Terence J. O’Kane, Paul A. Sandery, Vassili Kitsios, Pavel Sakov, Matthew A. Chamberlain, Dougal T. Squire, Mark A. Collier, Christopher C. Chapman, Russell Fiedler, Dylan Harries, Thomas S. Moore, Doug Richardson, James S. Risbey, Benjamin J. E. Schroeter, Serena Schroeter, Bernadette M. Sloyan, Carly Tozer, Ian G. Watterson, Amanda Black, Courtney Quinn, and Richard J. Matear

Abstract

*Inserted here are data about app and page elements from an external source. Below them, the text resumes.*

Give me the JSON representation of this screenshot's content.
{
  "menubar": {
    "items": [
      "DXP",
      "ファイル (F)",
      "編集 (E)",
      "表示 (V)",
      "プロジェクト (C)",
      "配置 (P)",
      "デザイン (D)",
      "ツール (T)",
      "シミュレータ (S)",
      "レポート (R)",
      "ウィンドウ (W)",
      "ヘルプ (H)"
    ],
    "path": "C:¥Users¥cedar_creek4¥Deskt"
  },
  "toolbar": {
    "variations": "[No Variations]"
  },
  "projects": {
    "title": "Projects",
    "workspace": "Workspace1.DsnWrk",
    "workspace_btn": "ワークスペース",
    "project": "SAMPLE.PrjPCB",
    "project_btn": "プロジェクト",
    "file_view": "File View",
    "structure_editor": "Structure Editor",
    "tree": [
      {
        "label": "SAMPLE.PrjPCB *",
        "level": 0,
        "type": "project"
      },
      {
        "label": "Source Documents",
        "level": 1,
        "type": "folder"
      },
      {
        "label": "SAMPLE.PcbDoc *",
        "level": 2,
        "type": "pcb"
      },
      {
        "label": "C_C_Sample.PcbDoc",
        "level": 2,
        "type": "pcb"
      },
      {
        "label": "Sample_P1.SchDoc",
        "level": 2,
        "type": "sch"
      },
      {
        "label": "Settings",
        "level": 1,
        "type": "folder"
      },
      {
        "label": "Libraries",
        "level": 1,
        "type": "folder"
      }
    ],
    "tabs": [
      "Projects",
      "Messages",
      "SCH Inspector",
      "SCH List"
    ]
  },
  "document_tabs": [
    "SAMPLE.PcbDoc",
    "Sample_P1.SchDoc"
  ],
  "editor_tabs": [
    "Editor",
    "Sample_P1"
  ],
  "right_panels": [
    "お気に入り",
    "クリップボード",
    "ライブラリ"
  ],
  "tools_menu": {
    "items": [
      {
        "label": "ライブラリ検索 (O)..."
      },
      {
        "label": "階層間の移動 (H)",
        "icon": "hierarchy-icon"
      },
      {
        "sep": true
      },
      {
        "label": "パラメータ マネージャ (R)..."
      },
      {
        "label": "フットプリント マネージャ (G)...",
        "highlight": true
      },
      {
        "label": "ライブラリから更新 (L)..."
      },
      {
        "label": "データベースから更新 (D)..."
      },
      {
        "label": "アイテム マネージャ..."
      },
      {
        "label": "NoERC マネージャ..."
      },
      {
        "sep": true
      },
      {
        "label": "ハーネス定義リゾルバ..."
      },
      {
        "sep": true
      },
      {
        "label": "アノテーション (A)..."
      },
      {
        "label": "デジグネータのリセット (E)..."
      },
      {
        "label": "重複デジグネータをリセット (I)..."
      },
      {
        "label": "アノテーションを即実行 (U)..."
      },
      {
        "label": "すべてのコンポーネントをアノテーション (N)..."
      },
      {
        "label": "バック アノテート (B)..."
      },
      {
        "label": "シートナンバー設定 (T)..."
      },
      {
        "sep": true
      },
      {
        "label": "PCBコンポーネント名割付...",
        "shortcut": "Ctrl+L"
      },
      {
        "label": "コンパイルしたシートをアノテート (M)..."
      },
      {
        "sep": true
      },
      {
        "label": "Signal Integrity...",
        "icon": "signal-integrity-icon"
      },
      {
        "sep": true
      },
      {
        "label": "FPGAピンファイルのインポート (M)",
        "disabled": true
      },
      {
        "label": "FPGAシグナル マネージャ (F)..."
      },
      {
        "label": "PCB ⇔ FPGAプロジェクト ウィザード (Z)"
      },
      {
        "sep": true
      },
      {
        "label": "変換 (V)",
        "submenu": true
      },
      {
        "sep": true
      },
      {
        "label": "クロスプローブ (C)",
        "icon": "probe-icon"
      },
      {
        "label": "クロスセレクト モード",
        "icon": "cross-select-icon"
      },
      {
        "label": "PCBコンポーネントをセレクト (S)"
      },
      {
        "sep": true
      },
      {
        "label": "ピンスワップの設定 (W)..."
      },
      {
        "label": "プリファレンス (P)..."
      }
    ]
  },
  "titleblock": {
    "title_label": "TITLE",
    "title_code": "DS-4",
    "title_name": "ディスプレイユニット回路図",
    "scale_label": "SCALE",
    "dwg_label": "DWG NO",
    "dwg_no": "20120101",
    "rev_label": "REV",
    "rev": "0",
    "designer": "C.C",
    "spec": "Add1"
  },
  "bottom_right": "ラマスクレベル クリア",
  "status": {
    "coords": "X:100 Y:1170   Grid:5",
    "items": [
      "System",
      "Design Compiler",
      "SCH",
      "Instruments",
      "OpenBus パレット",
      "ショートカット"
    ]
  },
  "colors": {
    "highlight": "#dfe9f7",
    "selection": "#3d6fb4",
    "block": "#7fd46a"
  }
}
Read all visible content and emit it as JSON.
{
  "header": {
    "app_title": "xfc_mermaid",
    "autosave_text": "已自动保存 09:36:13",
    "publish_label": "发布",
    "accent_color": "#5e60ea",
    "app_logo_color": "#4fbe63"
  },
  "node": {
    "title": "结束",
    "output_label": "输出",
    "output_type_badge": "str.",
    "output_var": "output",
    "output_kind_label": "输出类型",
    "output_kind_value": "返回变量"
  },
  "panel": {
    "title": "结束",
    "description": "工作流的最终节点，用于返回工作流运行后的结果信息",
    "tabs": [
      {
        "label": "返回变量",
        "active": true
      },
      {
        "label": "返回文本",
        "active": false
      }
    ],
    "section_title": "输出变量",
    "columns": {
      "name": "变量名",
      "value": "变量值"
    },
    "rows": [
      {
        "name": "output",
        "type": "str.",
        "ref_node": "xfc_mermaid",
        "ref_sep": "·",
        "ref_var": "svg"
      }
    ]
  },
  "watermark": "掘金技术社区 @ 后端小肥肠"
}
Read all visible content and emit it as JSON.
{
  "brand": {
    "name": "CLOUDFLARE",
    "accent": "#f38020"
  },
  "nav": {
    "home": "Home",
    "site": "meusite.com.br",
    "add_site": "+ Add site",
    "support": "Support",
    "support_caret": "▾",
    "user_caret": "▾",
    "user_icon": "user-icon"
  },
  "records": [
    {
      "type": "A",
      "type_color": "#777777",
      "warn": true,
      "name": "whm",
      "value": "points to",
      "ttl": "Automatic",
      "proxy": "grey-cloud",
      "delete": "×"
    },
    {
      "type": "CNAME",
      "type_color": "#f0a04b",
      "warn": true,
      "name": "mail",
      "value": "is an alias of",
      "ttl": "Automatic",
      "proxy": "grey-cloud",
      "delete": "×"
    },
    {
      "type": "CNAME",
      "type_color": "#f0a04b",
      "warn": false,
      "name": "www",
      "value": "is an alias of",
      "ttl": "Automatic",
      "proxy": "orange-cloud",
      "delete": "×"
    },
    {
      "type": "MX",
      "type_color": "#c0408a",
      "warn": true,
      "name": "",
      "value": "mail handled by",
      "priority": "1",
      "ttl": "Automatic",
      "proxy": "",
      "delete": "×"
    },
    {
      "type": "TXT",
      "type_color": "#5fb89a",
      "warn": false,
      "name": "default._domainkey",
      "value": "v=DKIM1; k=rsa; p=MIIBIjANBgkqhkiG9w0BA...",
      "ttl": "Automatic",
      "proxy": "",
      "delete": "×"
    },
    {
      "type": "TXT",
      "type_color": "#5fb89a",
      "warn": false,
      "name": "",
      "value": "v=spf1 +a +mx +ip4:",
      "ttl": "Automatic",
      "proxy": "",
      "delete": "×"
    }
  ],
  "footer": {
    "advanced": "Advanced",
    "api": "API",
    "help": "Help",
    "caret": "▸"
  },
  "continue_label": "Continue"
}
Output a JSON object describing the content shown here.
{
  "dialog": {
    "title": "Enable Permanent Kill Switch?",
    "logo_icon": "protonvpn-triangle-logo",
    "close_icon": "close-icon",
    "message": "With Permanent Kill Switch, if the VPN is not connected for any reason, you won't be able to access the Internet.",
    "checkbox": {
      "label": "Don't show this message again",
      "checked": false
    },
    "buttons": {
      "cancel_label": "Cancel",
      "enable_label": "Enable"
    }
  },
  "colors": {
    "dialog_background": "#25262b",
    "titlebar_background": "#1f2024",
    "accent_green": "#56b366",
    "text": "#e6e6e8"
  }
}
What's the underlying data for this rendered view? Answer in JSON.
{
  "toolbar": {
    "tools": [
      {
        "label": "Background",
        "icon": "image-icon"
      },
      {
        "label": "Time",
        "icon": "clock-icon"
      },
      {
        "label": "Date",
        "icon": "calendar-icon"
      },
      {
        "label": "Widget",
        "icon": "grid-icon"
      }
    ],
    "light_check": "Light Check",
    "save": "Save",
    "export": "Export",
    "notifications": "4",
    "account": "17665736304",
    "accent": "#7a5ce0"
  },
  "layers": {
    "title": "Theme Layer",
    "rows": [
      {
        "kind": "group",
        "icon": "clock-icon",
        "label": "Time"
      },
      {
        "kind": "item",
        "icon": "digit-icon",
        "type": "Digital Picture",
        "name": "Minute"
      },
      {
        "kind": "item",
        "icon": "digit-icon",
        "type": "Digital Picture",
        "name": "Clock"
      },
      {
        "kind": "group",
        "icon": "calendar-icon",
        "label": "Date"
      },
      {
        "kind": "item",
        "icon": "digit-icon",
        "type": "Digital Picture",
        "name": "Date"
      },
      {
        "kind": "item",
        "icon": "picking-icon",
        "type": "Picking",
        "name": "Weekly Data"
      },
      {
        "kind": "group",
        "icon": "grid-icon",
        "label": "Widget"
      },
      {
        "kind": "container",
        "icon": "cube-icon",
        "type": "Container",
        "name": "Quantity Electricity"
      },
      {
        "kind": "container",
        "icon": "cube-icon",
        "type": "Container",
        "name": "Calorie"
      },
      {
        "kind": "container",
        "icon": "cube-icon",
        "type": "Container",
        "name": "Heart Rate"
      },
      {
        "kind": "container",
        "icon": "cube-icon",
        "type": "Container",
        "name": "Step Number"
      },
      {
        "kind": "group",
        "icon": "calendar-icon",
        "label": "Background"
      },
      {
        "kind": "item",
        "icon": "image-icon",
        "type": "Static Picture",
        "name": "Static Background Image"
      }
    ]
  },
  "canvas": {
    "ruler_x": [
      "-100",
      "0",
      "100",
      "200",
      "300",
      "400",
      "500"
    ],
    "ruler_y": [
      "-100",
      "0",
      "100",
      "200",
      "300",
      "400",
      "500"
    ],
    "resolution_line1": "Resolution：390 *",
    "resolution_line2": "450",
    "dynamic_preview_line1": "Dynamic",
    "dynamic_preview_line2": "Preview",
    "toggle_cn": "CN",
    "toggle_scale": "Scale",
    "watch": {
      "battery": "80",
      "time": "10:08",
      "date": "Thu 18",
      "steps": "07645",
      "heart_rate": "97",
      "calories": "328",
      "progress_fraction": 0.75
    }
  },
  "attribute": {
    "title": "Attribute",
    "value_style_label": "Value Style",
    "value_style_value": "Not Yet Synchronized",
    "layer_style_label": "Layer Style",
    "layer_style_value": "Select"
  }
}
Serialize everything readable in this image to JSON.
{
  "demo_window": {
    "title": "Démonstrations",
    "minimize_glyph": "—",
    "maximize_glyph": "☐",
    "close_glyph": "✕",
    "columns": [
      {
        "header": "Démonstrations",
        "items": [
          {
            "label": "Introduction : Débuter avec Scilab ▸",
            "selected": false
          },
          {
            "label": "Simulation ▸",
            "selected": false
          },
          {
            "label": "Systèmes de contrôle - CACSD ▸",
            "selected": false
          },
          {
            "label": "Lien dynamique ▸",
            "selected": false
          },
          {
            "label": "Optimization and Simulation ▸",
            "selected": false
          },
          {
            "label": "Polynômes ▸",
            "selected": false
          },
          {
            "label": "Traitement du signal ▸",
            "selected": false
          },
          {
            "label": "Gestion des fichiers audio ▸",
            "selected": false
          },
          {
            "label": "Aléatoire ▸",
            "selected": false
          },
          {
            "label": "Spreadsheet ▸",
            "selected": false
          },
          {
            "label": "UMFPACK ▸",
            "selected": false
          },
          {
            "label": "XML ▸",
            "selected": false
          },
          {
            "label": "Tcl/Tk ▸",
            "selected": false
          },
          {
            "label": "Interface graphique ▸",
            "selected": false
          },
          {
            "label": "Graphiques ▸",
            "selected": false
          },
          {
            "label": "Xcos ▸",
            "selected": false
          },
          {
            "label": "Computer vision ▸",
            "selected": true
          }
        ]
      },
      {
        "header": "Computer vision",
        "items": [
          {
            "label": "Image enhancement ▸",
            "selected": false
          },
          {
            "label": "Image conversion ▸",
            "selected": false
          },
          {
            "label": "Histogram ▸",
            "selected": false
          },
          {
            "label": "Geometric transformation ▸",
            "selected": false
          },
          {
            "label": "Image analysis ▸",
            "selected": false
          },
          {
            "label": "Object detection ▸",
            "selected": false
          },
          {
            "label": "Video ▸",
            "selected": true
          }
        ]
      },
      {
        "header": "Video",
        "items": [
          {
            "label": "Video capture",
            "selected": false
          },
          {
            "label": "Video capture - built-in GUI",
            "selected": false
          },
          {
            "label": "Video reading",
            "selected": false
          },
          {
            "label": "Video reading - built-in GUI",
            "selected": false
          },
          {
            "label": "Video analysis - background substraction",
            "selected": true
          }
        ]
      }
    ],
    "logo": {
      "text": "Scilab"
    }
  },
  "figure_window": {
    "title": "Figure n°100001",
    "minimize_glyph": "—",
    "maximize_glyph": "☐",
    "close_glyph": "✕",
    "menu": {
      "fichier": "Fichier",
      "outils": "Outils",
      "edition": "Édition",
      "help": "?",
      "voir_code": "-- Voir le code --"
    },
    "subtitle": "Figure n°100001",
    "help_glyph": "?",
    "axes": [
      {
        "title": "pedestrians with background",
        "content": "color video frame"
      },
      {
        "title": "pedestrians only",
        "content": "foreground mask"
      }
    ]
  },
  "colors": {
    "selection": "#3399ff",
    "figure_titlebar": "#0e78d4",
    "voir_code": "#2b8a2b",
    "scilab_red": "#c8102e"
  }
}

The CSIRO Climate retrospective Analysis and Forecast Ensemble system, version 1 (CAFE60v1) provides a large (96 member) ensemble retrospective analysis of the global climate system from 1960 to present with sufficiently many realizations and at spatiotemporal resolutions suitable to enable probabilistic climate studies. Using a variant of the ensemble Kalman filter, 96 climate state estimates are generated over the most recent six decades. These state estimates are constrained by monthly mean ocean, atmosphere, and sea ice observations such that their trajectories track the observed state while enabling estimation of the uncertainties in the approximations to the retrospective mean climate over recent decades. For the atmosphere, we evaluate CAFE60v1 in comparison to empirical indices of the major climate teleconnections and blocking with various reanalysis products. Estimates of the large-scale ocean structure, transports, and biogeochemistry are compared to those derived from gridded observational products and climate model projections (CMIP). Sea ice (extent, concentration, and variability) and land surface (precipitation and surface air temperatures) are also compared to a variety of model and observational products. Our results show that CAFE60v1 is a useful, comprehensive, and unique data resource for studying internal climate variability and predictability, including the recent climate response to anthropogenic forcing on multiyear to decadal time scales.

Open access